> _TASK STATEMENT_: Show, from the entries below, every line in which "JSON" appears.
*-*-*
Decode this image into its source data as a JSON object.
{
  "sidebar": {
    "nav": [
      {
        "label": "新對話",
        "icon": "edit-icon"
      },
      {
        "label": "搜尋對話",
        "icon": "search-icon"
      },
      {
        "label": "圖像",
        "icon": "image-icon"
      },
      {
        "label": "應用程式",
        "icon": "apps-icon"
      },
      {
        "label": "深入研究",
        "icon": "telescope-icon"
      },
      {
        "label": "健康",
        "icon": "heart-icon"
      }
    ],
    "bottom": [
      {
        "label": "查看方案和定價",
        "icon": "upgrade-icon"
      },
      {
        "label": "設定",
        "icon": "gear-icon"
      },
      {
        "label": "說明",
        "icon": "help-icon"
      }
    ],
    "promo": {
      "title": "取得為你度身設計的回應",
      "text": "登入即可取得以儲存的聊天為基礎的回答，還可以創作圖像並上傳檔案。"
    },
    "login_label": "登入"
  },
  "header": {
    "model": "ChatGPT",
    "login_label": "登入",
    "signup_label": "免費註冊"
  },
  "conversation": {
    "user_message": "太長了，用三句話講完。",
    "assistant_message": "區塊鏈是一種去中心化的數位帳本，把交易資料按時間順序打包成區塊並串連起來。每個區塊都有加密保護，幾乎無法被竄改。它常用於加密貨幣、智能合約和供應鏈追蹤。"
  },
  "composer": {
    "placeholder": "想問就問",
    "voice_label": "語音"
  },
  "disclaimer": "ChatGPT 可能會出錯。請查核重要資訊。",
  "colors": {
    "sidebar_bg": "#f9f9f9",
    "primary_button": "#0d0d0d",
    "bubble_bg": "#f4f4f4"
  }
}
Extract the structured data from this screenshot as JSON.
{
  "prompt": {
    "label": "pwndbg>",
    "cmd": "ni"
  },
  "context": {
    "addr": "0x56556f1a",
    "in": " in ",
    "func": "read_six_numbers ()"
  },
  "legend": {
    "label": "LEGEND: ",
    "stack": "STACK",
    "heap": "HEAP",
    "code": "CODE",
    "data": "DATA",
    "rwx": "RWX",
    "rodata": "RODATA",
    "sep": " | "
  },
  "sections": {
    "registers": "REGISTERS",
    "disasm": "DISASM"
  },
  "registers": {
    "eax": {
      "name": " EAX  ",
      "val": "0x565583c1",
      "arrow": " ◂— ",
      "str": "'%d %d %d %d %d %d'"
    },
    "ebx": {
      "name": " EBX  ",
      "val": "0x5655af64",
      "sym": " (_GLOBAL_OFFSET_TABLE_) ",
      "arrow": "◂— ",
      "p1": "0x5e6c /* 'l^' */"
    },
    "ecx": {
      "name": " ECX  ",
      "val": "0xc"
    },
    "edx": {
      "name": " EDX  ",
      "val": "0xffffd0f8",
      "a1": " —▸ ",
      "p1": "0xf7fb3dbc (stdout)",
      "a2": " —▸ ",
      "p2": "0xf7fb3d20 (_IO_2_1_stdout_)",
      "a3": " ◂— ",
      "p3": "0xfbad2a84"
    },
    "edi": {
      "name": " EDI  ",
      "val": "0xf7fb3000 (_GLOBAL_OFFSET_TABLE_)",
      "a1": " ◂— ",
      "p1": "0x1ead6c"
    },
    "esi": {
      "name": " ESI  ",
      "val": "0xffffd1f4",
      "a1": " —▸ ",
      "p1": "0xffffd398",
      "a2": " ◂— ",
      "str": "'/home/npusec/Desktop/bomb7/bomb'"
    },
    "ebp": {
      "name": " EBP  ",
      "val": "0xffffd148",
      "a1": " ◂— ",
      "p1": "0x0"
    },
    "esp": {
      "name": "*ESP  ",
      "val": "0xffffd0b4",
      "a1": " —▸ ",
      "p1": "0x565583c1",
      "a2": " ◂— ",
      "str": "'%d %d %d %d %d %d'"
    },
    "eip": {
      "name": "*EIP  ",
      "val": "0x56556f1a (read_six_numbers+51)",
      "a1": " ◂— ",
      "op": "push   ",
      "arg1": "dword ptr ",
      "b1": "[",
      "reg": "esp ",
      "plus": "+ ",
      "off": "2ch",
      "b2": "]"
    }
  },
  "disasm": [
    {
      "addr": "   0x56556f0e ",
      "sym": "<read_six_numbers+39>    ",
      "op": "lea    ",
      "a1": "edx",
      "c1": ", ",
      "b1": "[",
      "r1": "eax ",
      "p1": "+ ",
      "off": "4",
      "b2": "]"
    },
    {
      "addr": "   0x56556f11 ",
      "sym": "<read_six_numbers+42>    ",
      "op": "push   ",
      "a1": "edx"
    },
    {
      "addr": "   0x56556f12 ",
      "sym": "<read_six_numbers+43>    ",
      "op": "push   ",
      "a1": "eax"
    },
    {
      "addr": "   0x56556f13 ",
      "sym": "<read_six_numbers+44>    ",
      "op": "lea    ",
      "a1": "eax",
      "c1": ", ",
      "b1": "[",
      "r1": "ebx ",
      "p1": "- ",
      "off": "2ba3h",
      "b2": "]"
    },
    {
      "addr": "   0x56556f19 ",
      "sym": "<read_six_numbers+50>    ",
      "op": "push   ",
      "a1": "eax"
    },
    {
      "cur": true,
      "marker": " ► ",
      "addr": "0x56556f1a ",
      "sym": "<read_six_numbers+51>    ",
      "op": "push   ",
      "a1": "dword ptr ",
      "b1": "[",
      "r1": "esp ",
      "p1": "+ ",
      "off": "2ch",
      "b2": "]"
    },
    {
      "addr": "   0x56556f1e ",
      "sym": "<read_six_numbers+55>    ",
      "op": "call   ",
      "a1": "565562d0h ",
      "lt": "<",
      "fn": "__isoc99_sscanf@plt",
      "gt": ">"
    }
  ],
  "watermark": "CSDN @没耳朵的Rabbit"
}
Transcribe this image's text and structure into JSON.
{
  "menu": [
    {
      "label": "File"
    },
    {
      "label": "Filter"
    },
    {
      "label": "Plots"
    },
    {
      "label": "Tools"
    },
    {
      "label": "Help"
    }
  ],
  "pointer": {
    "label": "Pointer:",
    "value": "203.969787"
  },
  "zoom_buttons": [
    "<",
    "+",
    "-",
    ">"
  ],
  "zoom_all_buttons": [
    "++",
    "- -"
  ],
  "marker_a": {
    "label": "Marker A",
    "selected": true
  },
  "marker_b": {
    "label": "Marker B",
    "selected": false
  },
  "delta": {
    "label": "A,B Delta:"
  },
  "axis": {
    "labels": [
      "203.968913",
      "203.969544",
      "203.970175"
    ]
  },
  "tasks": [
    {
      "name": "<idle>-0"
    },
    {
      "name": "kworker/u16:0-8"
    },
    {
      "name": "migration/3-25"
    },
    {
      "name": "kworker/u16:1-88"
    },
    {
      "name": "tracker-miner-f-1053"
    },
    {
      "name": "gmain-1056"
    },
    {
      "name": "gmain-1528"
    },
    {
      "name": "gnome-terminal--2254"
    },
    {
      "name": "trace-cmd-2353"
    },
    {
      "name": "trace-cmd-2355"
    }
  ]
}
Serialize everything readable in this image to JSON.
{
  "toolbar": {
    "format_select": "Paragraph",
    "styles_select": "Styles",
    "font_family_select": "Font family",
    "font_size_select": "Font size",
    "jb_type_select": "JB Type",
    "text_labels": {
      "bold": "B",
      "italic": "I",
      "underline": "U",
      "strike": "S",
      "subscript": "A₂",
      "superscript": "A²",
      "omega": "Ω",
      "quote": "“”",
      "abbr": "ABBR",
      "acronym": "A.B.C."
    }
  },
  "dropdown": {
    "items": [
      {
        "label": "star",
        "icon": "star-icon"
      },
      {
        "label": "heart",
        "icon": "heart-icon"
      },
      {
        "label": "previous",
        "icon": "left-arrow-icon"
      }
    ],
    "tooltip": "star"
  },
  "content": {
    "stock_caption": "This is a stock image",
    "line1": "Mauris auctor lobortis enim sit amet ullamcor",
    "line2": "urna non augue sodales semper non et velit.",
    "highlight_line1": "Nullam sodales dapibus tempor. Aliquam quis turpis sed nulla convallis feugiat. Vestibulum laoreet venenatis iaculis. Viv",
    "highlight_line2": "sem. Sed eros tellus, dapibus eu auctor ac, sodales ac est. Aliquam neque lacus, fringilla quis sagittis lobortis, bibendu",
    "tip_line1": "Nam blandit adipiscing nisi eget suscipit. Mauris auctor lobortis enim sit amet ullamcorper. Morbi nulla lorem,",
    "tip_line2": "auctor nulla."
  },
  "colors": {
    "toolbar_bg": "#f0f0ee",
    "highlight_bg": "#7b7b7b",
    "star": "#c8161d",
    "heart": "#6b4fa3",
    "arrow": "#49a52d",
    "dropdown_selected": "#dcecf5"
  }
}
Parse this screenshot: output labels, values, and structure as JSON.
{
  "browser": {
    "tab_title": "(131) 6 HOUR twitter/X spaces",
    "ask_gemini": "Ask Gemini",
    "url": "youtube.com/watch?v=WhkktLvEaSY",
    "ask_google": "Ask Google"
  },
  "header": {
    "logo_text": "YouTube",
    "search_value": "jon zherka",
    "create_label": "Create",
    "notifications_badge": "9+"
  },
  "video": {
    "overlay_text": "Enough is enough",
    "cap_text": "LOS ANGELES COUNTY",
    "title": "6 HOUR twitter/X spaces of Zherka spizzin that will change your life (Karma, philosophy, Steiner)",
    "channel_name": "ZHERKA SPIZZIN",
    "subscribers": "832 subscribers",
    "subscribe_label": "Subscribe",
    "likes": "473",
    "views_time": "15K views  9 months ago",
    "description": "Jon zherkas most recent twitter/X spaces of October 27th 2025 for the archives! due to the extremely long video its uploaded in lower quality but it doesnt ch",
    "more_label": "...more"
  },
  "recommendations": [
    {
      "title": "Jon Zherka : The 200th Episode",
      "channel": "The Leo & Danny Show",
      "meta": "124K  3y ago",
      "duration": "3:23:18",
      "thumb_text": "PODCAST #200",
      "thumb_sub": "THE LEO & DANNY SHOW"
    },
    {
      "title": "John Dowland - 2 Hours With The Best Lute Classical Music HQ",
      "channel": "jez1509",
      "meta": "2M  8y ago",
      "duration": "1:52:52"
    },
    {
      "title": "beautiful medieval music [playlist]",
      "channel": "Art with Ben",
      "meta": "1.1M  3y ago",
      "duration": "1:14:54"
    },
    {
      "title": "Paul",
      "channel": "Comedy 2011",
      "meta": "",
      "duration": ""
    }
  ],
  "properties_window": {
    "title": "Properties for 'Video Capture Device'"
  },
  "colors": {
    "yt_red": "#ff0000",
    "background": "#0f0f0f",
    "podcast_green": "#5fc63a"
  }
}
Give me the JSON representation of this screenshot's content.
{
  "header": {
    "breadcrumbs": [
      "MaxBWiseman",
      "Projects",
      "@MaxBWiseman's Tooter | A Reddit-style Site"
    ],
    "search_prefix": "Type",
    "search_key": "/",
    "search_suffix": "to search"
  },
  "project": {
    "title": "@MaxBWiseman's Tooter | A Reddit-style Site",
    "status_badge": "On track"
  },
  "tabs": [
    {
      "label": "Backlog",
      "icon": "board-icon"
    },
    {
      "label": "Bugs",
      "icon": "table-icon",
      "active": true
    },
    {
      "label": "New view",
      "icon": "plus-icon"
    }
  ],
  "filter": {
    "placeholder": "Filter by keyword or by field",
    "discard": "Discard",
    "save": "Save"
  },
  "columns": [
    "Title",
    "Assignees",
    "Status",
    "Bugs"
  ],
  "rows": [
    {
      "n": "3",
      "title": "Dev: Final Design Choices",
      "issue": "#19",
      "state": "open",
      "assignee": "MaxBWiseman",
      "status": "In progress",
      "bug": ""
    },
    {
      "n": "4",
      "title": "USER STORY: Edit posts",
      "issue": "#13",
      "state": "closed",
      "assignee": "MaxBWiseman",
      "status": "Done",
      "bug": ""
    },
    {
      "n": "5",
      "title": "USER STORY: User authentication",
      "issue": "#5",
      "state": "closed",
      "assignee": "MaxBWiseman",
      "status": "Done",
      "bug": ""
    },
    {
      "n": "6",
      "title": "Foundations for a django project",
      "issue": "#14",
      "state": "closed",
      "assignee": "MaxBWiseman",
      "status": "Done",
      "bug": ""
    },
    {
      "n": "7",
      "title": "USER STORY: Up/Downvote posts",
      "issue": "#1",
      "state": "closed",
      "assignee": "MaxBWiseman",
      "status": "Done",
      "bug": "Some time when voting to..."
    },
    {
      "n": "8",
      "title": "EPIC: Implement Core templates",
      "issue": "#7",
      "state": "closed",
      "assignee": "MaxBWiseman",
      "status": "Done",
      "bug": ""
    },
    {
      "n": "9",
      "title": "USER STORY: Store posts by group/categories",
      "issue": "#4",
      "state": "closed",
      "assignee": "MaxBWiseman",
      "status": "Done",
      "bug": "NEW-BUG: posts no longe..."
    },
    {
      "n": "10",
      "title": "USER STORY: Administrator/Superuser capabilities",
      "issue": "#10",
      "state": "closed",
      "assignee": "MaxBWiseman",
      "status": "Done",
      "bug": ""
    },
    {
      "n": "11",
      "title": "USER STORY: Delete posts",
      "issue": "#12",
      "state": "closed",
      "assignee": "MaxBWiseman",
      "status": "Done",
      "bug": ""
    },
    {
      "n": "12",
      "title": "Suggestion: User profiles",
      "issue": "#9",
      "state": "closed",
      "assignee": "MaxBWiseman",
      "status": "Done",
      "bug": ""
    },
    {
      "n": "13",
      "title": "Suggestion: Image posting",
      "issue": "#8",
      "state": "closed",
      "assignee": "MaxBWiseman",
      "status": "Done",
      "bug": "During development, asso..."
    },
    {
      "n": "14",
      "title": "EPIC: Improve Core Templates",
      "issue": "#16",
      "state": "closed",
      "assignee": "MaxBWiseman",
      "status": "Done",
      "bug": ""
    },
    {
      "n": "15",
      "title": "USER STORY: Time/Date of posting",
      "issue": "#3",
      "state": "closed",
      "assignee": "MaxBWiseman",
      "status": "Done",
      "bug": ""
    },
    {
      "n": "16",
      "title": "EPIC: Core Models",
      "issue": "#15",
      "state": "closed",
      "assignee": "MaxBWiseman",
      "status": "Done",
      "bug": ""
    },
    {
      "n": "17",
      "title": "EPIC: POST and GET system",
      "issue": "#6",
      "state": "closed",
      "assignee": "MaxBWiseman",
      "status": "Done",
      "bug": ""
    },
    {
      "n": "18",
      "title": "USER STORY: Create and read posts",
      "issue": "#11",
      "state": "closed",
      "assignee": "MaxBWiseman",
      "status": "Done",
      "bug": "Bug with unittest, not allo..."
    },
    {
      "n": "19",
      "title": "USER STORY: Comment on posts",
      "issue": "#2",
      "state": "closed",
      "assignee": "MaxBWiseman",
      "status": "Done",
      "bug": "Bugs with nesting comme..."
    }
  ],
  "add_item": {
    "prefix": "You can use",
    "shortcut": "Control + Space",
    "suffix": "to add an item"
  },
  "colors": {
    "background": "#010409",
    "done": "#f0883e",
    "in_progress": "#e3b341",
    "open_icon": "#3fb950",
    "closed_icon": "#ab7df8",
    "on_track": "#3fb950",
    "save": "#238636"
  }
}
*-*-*
> _ANSWER FOR THE TASK_:
Decode this image into its source data as a JSON object.
Extract the structured data from this screenshot as JSON.
Transcribe this image's text and structure into JSON.
Serialize everything readable in this image to JSON.
Parse this screenshot: output labels, values, and structure as JSON.
Give me the JSON representation of this screenshot's content.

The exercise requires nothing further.